- _INPUT_:

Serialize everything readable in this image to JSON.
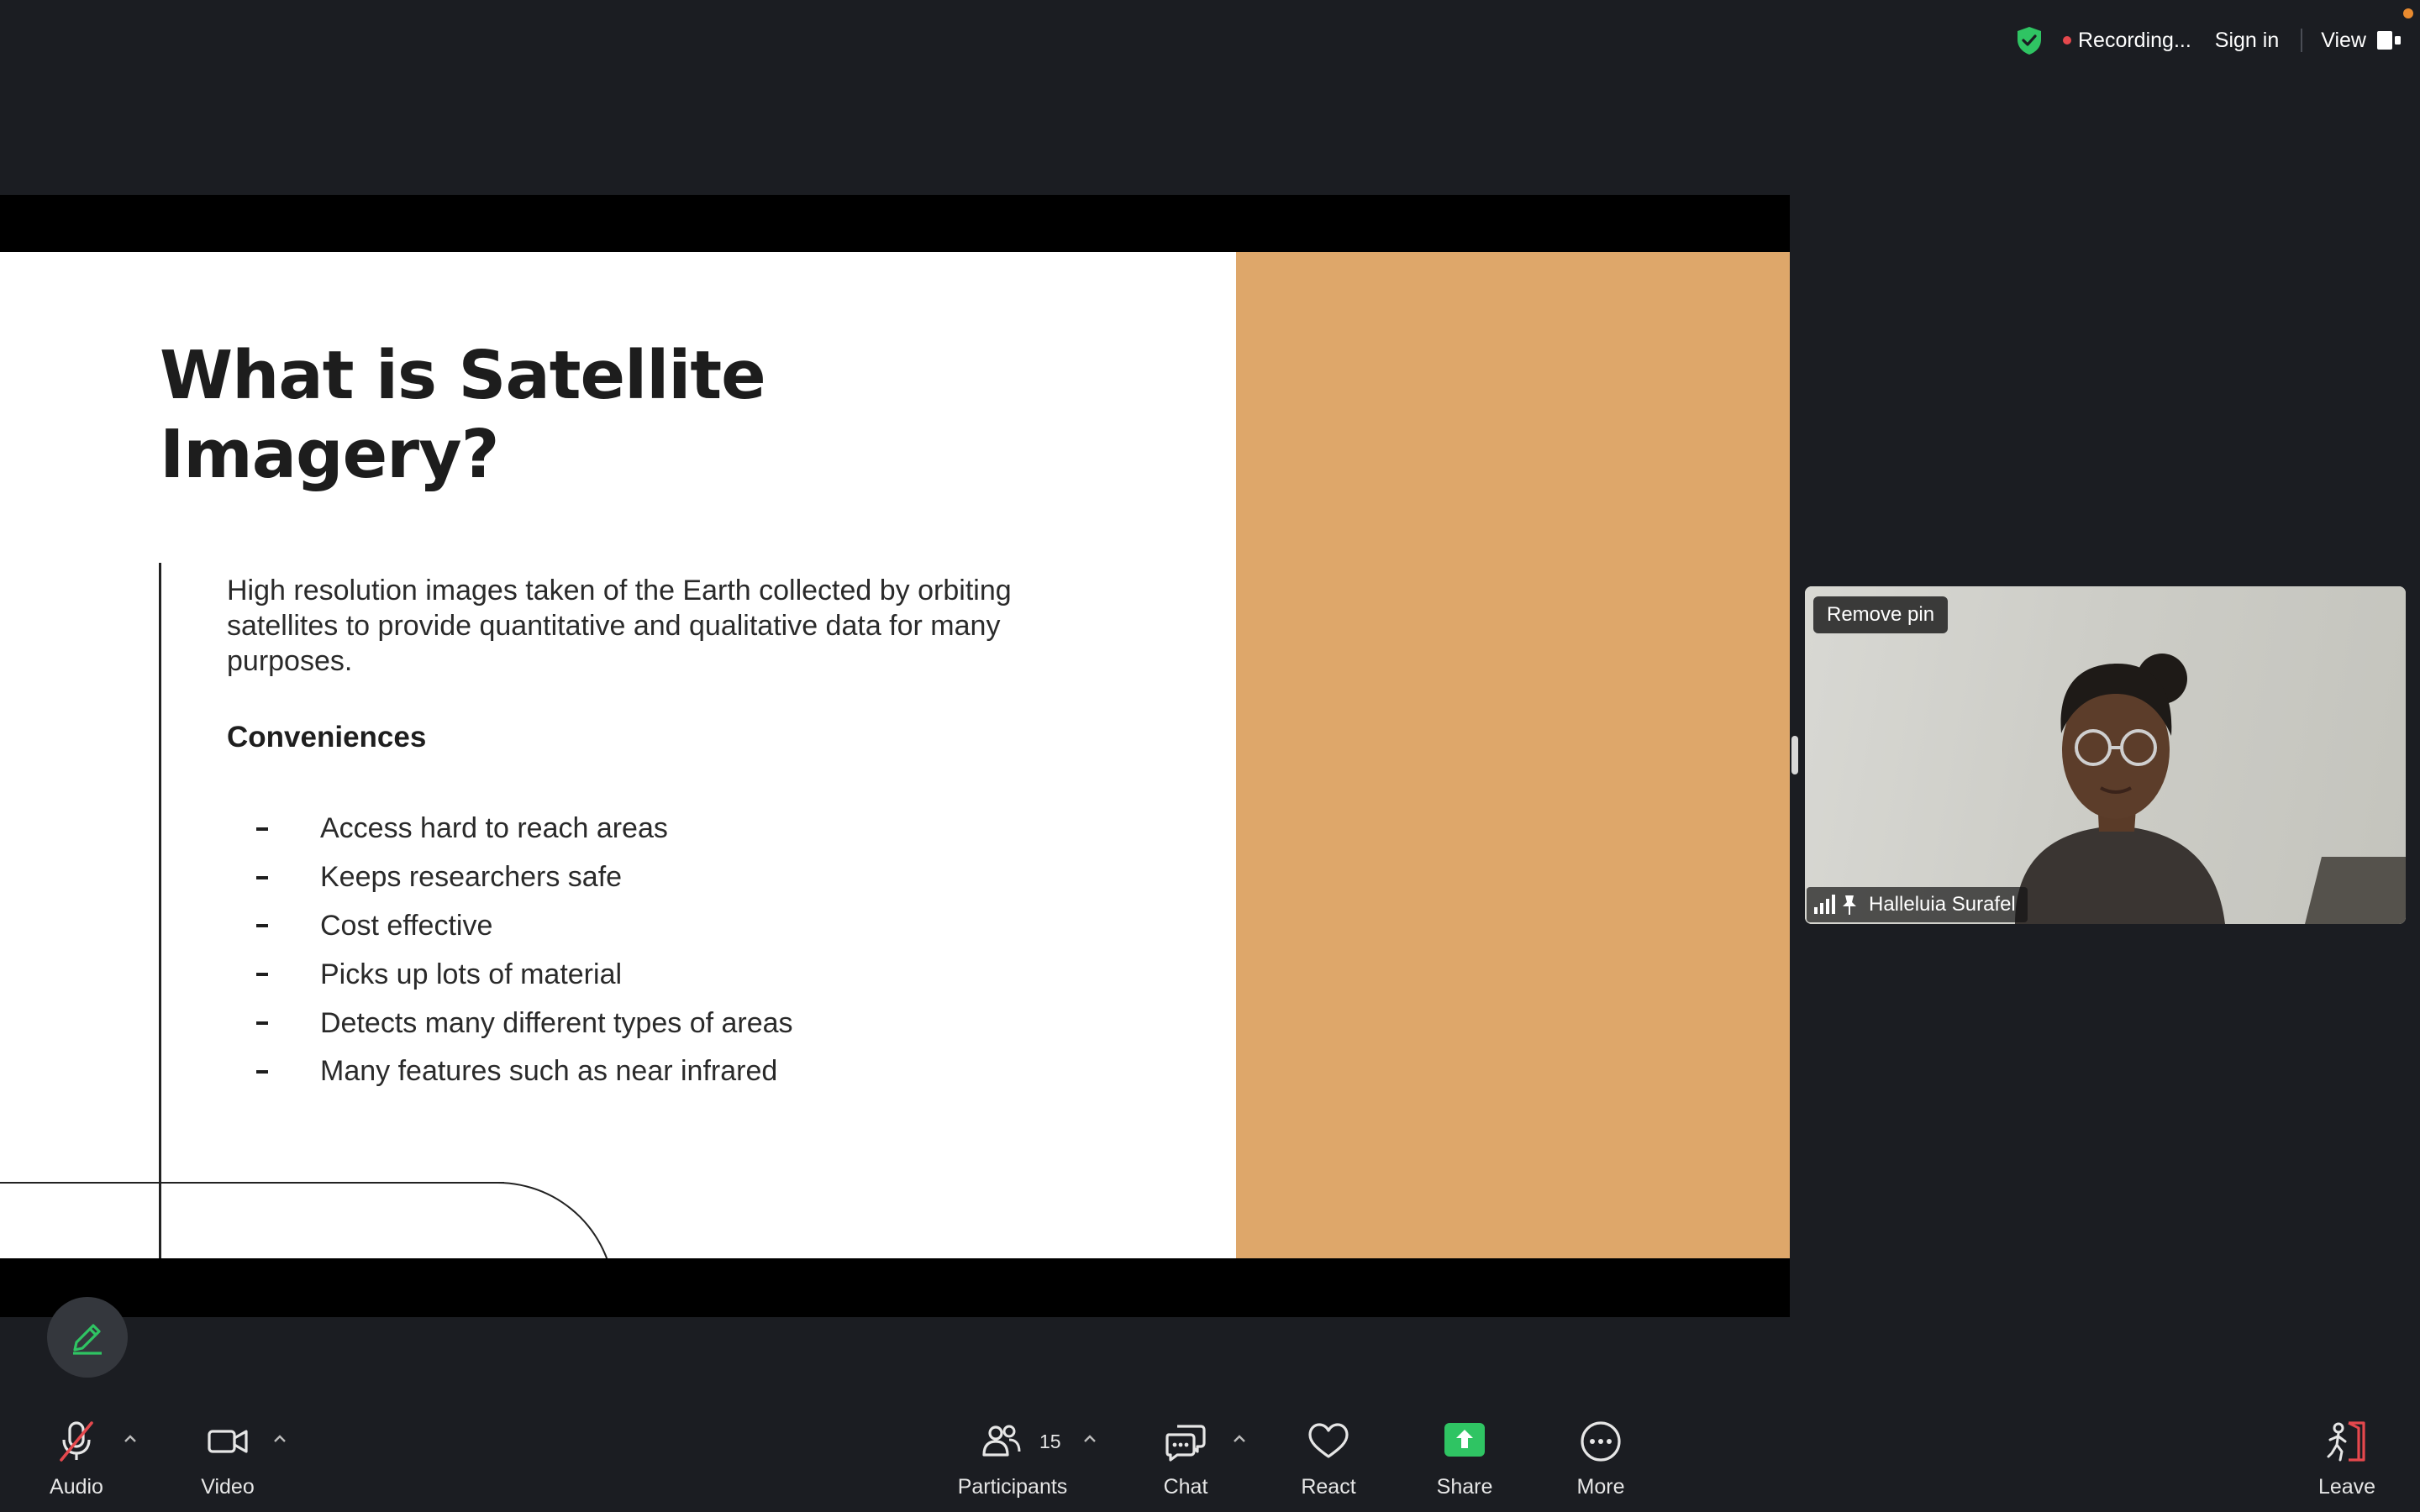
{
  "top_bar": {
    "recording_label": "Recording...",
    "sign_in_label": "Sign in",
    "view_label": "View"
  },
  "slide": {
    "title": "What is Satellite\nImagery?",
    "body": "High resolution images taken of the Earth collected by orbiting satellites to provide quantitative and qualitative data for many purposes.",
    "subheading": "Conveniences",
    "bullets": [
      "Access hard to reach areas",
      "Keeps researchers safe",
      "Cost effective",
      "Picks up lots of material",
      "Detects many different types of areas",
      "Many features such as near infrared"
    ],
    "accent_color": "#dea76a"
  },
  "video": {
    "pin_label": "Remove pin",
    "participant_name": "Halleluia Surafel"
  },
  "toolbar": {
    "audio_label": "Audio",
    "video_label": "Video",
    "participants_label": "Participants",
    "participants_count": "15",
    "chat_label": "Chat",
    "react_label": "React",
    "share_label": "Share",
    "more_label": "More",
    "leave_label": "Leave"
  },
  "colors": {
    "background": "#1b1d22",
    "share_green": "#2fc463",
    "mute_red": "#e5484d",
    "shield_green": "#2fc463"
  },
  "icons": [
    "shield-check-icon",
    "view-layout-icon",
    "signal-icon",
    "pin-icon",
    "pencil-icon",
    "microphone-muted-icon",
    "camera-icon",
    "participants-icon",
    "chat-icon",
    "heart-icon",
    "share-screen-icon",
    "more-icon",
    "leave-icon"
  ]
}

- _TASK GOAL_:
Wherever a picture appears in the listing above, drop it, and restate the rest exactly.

- _THE COMPLETED TASK_:
Serialize everything readable in this image to JSON.
{
  "top_bar": {
    "recording_label": "Recording...",
    "sign_in_label": "Sign in",
    "view_label": "View"
  },
  "slide": {
    "title": "What is Satellite\nImagery?",
    "body": "High resolution images taken of the Earth collected by orbiting satellites to provide quantitative and qualitative data for many purposes.",
    "subheading": "Conveniences",
    "bullets": [
      "Access hard to reach areas",
      "Keeps researchers safe",
      "Cost effective",
      "Picks up lots of material",
      "Detects many different types of areas",
      "Many features such as near infrared"
    ],
    "accent_color": "#dea76a"
  },
  "video": {
    "pin_label": "Remove pin",
    "participant_name": "Halleluia Surafel"
  },
  "toolbar": {
    "audio_label": "Audio",
    "video_label": "Video",
    "participants_label": "Participants",
    "participants_count": "15",
    "chat_label": "Chat",
    "react_label": "React",
    "share_label": "Share",
    "more_label": "More",
    "leave_label": "Leave"
  },
  "colors": {
    "background": "#1b1d22",
    "share_green": "#2fc463",
    "mute_red": "#e5484d",
    "shield_green": "#2fc463"
  },
  "icons": [
    "shield-check-icon",
    "view-layout-icon",
    "signal-icon",
    "pin-icon",
    "pencil-icon",
    "microphone-muted-icon",
    "camera-icon",
    "participants-icon",
    "chat-icon",
    "heart-icon",
    "share-screen-icon",
    "more-icon",
    "leave-icon"
  ]
}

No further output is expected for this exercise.